Henderson Biggers has worked at the same South Florida deli since 1957, outlasting eight owners. He announced he will retire after his 86th birthday in December to spend time with his family – he has more than 20 great-grandchildren –but won’t stay away for too long. “I think I’ll come by,” he said, “and have a corned beef sandwich.” (Miami Herald)
If you go to Getty Images right now, search for Mel Brooks, and sort by “newest,” there will be a bunch of photos taken on different days of the comedy legend signing autographs for fans while leaning over the same trash can. Turns out it’s right in front of his go-to lunch spot in Beverly Hills. (Vulture)

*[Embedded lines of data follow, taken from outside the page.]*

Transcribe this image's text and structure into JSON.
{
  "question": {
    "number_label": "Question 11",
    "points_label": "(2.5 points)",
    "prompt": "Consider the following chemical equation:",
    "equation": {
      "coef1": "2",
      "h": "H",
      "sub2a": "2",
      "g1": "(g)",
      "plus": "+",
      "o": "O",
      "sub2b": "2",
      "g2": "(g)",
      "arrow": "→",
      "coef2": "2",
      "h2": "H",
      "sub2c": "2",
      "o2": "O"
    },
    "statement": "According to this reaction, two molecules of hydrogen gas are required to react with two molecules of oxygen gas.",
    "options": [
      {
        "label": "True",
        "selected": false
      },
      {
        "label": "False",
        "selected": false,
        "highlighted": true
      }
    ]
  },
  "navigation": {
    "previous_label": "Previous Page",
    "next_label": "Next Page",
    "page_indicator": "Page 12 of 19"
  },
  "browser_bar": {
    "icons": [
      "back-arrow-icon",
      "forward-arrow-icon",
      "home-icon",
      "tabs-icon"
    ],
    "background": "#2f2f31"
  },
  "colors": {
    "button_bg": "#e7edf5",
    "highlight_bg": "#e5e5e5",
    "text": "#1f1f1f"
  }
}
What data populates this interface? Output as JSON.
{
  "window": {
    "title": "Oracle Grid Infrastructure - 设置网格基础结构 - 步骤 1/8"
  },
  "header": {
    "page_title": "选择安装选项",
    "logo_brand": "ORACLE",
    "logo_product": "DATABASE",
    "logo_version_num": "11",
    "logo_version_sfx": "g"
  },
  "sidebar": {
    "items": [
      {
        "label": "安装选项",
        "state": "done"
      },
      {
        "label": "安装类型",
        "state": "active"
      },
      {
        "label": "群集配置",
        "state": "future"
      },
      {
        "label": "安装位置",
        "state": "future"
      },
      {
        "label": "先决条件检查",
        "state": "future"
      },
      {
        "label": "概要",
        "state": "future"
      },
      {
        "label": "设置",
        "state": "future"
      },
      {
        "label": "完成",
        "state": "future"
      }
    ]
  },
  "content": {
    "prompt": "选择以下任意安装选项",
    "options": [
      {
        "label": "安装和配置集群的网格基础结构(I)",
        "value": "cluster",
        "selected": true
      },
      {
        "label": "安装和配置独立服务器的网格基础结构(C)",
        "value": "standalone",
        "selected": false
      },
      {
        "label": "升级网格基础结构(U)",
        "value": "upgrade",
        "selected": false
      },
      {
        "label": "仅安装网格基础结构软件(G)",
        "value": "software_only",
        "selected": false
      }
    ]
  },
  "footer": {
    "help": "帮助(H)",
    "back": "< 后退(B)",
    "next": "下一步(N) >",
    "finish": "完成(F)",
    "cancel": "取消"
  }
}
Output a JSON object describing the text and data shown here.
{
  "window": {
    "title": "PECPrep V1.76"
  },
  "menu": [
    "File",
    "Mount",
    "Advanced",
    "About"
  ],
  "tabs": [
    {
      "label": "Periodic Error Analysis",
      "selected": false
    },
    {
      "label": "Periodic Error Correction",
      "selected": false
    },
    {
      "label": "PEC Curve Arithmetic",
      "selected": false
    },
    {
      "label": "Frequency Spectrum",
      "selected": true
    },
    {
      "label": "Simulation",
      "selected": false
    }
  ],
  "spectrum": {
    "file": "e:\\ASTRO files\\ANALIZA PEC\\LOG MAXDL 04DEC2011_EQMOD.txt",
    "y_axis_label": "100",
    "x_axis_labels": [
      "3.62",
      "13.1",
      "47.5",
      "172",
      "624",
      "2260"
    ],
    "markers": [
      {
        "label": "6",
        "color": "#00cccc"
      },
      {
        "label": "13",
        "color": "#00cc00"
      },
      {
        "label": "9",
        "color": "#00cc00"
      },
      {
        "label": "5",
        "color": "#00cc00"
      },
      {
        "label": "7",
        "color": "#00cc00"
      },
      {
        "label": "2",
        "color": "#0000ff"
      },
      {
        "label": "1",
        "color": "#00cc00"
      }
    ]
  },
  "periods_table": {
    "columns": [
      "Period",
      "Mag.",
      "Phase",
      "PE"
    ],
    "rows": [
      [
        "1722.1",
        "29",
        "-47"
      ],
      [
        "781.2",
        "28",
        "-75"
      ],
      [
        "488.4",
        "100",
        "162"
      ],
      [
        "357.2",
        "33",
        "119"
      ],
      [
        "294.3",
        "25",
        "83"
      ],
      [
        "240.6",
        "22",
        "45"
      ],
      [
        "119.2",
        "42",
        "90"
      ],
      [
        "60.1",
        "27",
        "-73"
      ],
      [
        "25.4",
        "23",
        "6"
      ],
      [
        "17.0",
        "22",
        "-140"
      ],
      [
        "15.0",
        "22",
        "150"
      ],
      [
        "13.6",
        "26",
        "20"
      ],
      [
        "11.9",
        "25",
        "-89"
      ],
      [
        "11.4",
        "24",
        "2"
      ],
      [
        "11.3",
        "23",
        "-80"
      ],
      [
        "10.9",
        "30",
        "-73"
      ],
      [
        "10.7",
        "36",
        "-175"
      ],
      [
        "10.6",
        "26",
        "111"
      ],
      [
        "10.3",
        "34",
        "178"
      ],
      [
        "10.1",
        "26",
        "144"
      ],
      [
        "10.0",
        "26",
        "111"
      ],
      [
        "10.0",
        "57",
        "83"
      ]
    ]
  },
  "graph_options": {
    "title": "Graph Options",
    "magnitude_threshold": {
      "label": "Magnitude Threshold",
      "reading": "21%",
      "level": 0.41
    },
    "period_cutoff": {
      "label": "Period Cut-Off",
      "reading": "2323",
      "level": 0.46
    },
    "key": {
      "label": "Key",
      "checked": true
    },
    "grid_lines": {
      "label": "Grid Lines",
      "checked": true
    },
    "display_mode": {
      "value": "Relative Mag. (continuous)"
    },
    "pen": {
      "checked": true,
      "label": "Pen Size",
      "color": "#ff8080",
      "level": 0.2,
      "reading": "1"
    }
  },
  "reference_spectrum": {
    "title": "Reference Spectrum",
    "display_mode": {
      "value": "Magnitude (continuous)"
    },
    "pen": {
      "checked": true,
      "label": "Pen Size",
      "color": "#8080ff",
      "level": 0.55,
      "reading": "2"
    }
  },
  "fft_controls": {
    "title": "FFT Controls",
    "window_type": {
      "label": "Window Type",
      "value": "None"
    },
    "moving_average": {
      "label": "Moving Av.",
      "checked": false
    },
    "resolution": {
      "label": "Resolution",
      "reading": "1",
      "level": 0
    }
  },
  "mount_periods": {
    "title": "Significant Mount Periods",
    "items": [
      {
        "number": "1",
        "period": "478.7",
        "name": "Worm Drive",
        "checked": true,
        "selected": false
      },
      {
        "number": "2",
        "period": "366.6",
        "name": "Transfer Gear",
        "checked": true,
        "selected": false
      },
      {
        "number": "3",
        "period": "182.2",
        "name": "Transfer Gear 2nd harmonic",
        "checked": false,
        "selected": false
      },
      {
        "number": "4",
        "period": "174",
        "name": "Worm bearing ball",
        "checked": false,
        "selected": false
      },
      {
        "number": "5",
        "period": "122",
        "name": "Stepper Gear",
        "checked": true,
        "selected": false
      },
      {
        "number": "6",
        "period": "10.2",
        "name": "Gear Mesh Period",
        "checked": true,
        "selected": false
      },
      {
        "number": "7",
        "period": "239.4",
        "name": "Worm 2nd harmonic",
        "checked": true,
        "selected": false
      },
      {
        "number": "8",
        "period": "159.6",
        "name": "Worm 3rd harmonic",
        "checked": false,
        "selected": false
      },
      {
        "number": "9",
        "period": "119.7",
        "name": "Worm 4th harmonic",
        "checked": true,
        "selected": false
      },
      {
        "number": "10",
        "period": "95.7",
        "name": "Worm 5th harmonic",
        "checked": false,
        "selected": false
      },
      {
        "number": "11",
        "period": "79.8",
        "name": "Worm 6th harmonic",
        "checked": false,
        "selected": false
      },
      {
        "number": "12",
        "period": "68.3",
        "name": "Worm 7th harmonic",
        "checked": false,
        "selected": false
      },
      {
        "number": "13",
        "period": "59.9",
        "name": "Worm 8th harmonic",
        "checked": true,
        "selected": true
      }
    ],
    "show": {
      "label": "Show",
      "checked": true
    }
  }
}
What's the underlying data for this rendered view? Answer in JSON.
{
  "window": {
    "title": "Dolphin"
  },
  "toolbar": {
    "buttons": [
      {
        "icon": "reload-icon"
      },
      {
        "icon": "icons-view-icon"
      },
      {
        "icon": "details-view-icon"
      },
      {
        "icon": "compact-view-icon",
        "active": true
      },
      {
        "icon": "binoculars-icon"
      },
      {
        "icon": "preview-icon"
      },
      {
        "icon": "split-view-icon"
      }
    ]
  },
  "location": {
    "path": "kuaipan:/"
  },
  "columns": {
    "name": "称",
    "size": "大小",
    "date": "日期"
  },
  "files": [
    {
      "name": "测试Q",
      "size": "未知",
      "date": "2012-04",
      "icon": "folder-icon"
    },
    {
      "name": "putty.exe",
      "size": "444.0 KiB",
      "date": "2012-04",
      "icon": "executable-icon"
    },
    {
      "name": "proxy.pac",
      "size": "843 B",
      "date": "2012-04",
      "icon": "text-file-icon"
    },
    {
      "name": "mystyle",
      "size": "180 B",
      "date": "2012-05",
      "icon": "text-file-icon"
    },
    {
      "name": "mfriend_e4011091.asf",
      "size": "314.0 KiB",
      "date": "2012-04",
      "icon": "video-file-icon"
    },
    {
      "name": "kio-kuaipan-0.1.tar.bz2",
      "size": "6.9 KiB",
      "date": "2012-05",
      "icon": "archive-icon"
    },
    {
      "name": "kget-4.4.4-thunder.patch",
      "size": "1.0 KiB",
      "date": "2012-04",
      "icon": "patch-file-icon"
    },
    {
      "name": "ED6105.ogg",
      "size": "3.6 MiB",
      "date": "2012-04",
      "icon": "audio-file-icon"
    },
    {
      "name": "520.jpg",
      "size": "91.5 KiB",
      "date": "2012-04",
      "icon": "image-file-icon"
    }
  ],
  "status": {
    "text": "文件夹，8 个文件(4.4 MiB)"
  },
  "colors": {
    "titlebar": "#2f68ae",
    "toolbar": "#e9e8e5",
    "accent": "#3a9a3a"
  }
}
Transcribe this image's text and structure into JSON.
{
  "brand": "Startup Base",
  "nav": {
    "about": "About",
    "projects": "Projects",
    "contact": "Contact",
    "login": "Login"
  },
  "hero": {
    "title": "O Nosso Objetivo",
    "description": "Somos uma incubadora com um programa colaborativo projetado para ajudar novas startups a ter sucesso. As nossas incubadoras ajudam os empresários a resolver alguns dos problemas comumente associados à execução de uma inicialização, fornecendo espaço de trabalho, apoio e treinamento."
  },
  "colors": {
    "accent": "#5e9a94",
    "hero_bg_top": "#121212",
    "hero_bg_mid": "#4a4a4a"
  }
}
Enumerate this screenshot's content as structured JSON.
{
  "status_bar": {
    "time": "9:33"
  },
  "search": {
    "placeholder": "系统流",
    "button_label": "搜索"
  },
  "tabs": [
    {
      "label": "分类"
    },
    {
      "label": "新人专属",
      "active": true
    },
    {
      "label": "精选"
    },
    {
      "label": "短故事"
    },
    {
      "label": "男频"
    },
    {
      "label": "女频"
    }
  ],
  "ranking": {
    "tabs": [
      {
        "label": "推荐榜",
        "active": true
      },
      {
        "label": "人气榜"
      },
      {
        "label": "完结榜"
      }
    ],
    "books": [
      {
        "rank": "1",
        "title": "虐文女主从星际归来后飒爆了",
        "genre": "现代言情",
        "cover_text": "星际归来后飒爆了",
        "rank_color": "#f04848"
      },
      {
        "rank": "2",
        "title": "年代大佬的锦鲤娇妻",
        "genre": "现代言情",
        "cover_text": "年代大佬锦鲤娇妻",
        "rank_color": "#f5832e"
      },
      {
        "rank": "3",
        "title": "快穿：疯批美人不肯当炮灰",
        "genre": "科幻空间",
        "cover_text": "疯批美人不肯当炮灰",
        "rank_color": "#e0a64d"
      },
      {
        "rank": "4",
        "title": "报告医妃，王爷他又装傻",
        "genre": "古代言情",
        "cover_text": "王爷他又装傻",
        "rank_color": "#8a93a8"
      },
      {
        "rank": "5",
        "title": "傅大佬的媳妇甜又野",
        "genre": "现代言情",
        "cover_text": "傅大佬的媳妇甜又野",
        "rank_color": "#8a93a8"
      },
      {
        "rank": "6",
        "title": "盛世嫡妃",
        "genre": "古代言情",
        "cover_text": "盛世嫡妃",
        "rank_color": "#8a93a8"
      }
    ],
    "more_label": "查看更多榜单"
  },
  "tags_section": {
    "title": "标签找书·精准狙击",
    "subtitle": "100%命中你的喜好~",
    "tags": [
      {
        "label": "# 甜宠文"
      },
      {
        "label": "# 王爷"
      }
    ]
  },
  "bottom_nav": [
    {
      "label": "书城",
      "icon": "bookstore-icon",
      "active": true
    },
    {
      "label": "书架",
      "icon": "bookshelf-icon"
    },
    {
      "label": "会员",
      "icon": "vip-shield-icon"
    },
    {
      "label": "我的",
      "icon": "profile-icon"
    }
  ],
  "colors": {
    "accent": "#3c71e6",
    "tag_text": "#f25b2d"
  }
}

Shiva calls ➤ Melvin Zax, a psychologist who spent a long and meaningful career at the University of Rochester, died at 94. He was the grandfather of our Talya Zax, the Forward’s innovation editor and occasional host of this newsletter … Danny Kalb, a founding member of the 1960s band the Blues Project and a former roommate of Bob Dylan, died at 80 … Mitchell Rosenthal, a psychiatrist and founder of one of the largest addiction treatment facilities in America, died at 87.
Paul Baran giving a lecture on how the internet began.
On this day in history (1969): The first permanent connection via ARPANET, the government-sponsored precursor to the internet, was established between researchers at UCLA and Stanford. Paul Baran, a Jewish Lithuanian-American computer researcher, helped create some of those networks, specifically coming up with the idea of separating information into “messaging blocks” before sending them across a digital network.
On the Hebrew calendar, it’s the 27th of Cheshvan, when the biblical floodwaters subsided.
Thousands of Chabad rabbis gathered on Sunday for their annual “class photo” — after two years off because of the pandemic. They traveled from all 50 states (shoutout to my very own Rabbi Zalman Gurevitz of West Virginia) and more than 100 countries to attend a six-day convention at the group’s headquarters at 770 Eastern Parkway in Brooklyn.
The rabbis paid tribute to the late deputy chief of the New York Police Department, Charles M. Scholl, who had supervised the safety and the setup of the group photo since 2014. Each year, Scholl would also take part in a light-hearted tradition of swapping his police cap for one of the rabbi’s black hats. He died this summer at 64.
Bonus video: Rabbi Avrohom Rapoport of the Jersey Shore was at the gathering with a tape measure to see which Chabad rabbi has the longest beard. The winner’s was 26 inches!
Thanks to PJ Grisar, Jacob Kornbluh, Sarah Nachimson and Talya Zax for contributing to today’s newsletter. You can reach the “Forwarding” team at email@example.com.